By Kristin Cho
Image Credit: Petra Wendeler
Climate change is a nonlinear problem. Projections on climate change are unpredictable and probabilistic because of the many uncertain factors and their interactions. And we humans—by burning exceeding amounts of fossil fuels and chopping down green areas—are causing the average air temperatures to constantly and erratically rise, enhancing the greenhouse effect. From extreme weather conditions threatening food production to rising sea levels, the impacts of climate change are ubiquitous. The scientific investigation into climate change dates back to the mid 19th century when ice ages and natural phenomena were first suspected, and the natural greenhouse effect was discovered. Scientist Svante Arrhenius discovered the relationship between carbon dioxide emissions and the warming of the earth. The problems surrounding climate change have been at the forefront for 30 years, yet why haven’t we still fixed this?
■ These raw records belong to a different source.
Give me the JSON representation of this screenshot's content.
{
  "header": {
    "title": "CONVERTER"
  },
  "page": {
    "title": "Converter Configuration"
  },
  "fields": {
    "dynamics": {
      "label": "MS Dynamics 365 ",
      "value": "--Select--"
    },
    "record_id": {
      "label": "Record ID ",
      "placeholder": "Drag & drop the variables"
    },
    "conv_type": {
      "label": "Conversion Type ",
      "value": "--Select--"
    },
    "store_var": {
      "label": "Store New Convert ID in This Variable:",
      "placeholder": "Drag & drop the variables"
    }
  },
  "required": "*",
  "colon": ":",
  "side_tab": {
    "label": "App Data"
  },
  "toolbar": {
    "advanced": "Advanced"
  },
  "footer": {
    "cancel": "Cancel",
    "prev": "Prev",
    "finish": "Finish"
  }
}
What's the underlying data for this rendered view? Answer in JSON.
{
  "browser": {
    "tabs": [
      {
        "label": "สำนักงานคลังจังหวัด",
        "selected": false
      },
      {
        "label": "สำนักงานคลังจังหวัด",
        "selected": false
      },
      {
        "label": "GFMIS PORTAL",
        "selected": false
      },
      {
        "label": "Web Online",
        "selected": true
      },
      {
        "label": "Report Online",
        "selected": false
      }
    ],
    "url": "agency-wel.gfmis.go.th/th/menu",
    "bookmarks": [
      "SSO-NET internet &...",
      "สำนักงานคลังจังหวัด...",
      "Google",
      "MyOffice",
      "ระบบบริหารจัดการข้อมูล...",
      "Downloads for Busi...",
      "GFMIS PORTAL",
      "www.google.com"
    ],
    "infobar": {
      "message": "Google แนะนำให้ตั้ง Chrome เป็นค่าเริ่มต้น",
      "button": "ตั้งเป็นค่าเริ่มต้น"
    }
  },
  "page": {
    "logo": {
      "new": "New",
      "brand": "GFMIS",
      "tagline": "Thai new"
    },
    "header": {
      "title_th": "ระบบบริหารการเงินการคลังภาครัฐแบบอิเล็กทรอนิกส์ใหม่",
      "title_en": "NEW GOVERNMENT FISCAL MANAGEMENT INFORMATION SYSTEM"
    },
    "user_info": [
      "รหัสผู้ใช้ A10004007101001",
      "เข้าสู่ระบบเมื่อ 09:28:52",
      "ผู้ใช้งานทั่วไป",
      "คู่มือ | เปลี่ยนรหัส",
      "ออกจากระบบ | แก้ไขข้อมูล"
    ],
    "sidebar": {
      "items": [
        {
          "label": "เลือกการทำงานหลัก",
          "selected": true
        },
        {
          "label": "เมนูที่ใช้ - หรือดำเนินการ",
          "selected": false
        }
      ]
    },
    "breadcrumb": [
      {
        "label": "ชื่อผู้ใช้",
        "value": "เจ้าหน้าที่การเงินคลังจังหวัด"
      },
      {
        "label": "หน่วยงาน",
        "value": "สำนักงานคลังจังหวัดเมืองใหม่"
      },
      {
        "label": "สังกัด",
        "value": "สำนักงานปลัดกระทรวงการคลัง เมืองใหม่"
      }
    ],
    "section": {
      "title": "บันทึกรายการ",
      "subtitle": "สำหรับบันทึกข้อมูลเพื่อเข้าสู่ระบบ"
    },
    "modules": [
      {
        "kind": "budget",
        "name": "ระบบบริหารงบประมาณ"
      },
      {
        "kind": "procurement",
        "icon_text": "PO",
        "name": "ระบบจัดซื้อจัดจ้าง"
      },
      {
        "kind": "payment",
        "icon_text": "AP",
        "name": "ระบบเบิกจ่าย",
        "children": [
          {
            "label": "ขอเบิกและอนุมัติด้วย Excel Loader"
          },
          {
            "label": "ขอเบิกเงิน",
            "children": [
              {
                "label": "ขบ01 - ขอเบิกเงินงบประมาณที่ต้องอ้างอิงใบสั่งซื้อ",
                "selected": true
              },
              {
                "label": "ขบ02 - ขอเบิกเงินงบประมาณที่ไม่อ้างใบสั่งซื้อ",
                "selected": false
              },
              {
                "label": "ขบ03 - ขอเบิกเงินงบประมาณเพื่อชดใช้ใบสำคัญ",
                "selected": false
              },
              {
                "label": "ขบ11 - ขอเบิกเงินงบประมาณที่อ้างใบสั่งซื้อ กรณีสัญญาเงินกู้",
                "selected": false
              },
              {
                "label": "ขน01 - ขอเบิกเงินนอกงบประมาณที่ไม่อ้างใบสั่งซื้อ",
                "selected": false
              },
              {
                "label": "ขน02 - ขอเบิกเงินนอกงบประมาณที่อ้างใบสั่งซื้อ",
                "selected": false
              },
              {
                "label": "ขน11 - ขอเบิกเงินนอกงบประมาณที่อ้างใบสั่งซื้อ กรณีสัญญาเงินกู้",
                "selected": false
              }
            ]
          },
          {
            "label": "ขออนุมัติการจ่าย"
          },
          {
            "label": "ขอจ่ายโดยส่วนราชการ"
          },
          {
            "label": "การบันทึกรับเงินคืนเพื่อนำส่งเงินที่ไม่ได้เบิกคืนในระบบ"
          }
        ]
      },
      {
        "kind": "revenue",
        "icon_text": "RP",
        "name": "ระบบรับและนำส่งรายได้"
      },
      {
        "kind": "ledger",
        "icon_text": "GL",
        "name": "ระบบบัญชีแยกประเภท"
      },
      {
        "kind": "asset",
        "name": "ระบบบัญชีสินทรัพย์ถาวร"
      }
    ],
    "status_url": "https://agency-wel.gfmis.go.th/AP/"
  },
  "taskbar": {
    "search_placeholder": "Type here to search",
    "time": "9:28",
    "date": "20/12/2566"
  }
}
The natural greenhouse effect occurs when insolation reaches earth, some of it is reflected back to space and the rest is radiated as infrared energy. This energy warms the atmosphere of the Earth and is thus crucial for life. However, due to the enhanced greenhouse effect and rise of carbon dioxide volumes, oceans are getting hotter and becoming more acidic, unprecedented weather patterns are becoming a threat to agriculture and natural habitats which are degrading. The vicious cycle of the positive feedback loops is only expediting and aggravating the problems.
Why is climate change such a difficult problem to solve? There are many reasons, from disinformation campaigns of major energy companies to the technical and economical difficulty of completely replacing fossil fuels. An example is corporations in the U.S., in particular fossil fuel industries, discrediting the scientific consensus of climate change. It all began with Exxon Mobil exploiting people and their opinions on climate change to save the company’s profits. An internal report of the company’s own scientists in 1987 confirmed that carbon emissions were increasing the atmospheric temperature. Realizing this problem, Exxon Mobil began strongly putting forward a multi-million-dollar misinformation campaign to cast doubt on the science. As time passed, many more corporations joined this movement against science. Companies constantly tried to find methods to cloud the truth, and ultimately these efforts have shaped public and political opinion. However, a big reason starts with the thought process. The medial prefrontal cortex of your brain lights up the most when thinking about yourself and dims when the connection with yourself becomes less direct or relevant. In addition, the farther away you imagine from the present, the weaker the activation. We aren’t wired to empathize with our descendants. Climate change demands action right now to avert devastations that will be more costly and profoundly felt. But the sacrifice of the present for the future seems unappealing for most people as ignoring climate change in the short term is beneficial and convenient for most individuals.
The world’s affluent nations are most responsible for this global problem, but the consequences are most profoundly experienced by the poorest nations. Subsequent to the Paris Agreement, there were unmet demands as a result of apathy. Climate change is an energy issue. We need to leverage sustainable technology through the acceleration of electrification and initiation of a net-zero carbon world. Still, individuals can put an effort in reducing their carbon footprint by decreasing single-use plastic, changing their diet to a more plant-based one, and using public transportation over cars.
Without drastic action today, the successive impacts mentioned will become much more difficult to solve. The IPCC (Intergovernmental Panel on Climate Change) released a report on the 1.5ºC target, concluding that global emissions need to reach net zero before 2050 to gain a reasonable chance of limiting warming to 1.5ºC. Before it is too late, action must be taken.